Serum Vitamin D Levels Impacts Pathologic Complete Response in Patients Undergoing Neoadjuvant Systemic Therapy for Operable Breast Cancer
Clinical Breast Cancer, online 11 December 2017, https://doi.org/10.1016/j.clbc.2017.12.001
VitaminDWiki suspects Chemotherapy effacacy is reduced by low vitamin D in more than Breast Cancer
- Vitamin D fights treatment-resistant cancers (petrie dish) – June 2019
- this may be the reason
- Both Vitamin D and Vitamin C fight cancers and aid anticancer drugs – May 2018
- Breast Cancer Chemotherapy initially decreases vitamin D levels – May 2012
- Vitamin D after breast cancer diagnosis
- Chemotherapy might be amplified by vitamin D
- Breast cancer chemotherapy benefits from highest vitamin D levels – June 2014 has the following chart
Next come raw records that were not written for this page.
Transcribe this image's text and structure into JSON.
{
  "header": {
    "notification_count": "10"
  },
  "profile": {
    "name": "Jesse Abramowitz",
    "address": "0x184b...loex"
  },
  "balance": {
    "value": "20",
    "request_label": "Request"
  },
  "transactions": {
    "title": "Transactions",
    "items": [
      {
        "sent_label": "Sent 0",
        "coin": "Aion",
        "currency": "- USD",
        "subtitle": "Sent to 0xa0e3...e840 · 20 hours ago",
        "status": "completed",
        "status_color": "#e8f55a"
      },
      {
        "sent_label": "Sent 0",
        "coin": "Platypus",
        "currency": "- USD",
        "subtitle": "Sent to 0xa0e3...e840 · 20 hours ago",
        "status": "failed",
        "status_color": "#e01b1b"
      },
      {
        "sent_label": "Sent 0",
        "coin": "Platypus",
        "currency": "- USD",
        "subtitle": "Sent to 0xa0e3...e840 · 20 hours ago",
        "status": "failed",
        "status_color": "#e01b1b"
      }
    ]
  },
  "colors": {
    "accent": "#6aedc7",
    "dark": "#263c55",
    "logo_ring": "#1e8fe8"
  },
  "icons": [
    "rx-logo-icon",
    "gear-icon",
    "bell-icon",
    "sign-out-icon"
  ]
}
There has been increasing interest in the potential benefit of vitamin D (vitD) in improving breast cancer outcome. Pre-clinical studies suggest vitD enhances chemotherapy-induced cell death. We investigated the impact of serum vitD levels during neoadjuvant chemotherapy (NAC) on the rates of achieving pathologic complete response (pCR) following breast cancer NAC.
Patients from one of two Iowa registries who had serum vitD level measured before or during NAC were included. French patients enrolled in a previous study of the impact of NAC on vitD and bone metabolism were also eligible for this study. Vitamin D deficiency was defined as < 20 ng/mL. pCR was defined as no residual invasive disease in breast and lymph nodes. A Firth penalized logistic regression multivariable model was used.
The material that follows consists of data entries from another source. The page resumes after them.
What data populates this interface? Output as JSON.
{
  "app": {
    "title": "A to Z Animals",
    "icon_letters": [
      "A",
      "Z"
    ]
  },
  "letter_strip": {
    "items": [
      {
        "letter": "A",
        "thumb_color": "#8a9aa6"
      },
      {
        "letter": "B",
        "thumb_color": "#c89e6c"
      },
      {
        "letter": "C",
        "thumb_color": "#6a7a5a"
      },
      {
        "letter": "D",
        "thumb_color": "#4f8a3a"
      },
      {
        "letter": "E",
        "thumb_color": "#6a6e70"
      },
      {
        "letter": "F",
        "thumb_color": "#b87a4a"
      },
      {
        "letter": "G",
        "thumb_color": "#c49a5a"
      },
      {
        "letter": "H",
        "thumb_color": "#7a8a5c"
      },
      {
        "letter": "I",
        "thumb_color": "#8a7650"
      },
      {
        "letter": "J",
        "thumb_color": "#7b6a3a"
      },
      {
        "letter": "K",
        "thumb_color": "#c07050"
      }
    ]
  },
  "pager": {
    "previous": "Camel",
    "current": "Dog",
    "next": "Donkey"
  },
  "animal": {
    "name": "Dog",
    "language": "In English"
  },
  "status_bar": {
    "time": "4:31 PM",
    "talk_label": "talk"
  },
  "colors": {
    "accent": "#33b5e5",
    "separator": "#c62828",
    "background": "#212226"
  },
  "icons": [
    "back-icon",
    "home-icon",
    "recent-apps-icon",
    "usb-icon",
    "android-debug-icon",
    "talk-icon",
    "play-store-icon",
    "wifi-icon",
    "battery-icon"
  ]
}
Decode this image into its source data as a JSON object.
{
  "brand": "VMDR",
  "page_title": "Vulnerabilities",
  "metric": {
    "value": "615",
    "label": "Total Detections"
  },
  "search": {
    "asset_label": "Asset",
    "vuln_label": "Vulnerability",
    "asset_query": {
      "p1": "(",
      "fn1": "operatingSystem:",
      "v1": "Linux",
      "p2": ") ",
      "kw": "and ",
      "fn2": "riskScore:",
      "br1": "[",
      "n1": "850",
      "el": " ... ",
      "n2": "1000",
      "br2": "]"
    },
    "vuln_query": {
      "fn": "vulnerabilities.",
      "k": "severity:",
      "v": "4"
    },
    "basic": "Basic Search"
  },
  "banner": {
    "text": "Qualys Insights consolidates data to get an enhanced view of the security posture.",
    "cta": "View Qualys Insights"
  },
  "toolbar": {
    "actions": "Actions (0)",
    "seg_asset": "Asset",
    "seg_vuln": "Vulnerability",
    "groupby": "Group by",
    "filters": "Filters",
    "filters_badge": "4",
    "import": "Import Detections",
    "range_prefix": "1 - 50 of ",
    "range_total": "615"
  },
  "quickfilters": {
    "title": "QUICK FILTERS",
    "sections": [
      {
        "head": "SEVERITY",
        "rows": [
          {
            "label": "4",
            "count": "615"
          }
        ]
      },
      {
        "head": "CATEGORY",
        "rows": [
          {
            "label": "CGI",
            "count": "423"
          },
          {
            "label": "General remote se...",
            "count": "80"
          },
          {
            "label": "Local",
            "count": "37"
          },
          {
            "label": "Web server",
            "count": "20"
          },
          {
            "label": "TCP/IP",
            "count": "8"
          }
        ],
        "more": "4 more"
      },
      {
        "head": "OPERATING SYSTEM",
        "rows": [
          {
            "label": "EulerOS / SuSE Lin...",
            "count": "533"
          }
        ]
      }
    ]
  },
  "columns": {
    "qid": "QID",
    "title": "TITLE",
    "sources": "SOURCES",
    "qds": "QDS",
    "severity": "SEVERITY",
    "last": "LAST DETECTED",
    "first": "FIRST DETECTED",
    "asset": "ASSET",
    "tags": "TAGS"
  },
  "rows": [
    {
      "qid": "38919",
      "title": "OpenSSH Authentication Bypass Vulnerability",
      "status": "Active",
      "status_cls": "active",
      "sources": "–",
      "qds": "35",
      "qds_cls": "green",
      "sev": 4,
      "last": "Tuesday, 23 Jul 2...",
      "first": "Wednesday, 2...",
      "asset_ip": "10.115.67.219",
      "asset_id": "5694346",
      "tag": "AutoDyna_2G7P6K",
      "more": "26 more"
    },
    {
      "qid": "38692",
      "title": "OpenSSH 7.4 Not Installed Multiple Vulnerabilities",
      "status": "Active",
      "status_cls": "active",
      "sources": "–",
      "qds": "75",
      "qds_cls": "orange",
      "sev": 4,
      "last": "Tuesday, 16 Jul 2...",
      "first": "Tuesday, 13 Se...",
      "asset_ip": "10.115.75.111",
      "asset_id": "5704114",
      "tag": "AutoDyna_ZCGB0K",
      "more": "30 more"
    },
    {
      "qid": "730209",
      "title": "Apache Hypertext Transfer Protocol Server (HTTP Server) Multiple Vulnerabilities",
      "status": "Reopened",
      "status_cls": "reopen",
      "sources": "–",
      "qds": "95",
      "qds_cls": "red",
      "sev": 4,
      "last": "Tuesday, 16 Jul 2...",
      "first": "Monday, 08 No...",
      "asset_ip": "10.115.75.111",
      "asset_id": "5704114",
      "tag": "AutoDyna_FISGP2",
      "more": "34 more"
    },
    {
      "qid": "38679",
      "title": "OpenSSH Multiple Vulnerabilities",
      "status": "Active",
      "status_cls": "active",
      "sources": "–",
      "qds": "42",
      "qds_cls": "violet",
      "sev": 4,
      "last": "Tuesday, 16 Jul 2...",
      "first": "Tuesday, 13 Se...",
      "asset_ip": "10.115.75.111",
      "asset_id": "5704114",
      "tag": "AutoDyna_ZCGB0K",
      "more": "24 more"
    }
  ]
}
The study included 144 women. There was no difference between the French and Iowa cohorts with regard to age at diagnosis (p=0.20), clinical stage (p=0.22), receptor status (p=0.32) and pCR rate (p=0.34). French women had lower body mass index (mean 24.8 vs 28.8, p<0.01) and lower vitD levels (mean 21.5 vs 27.5, p<0.01) compared to Iowa patients. In multivariable analysis, after adjusting for the effects of cohort, clinical stage and receptor status, vitD deficiency increased the odds of not attaining pCR by 2.68 times (95%CI: 1.12-6.41, p=0.03).
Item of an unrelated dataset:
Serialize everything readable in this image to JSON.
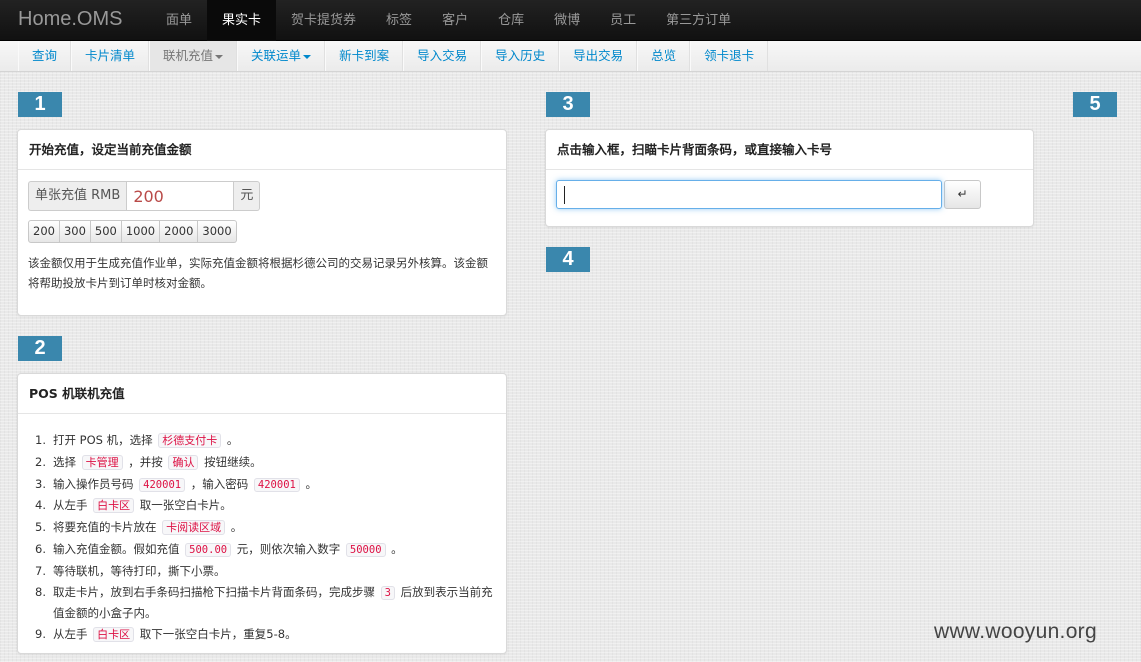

Low serum vitD levels was associated with not attaining a pCR. Prospective trials could elucidate if maintaining vitD levels during NAC, a highly modifiable variable, may be utilized to improve cancer outcomes.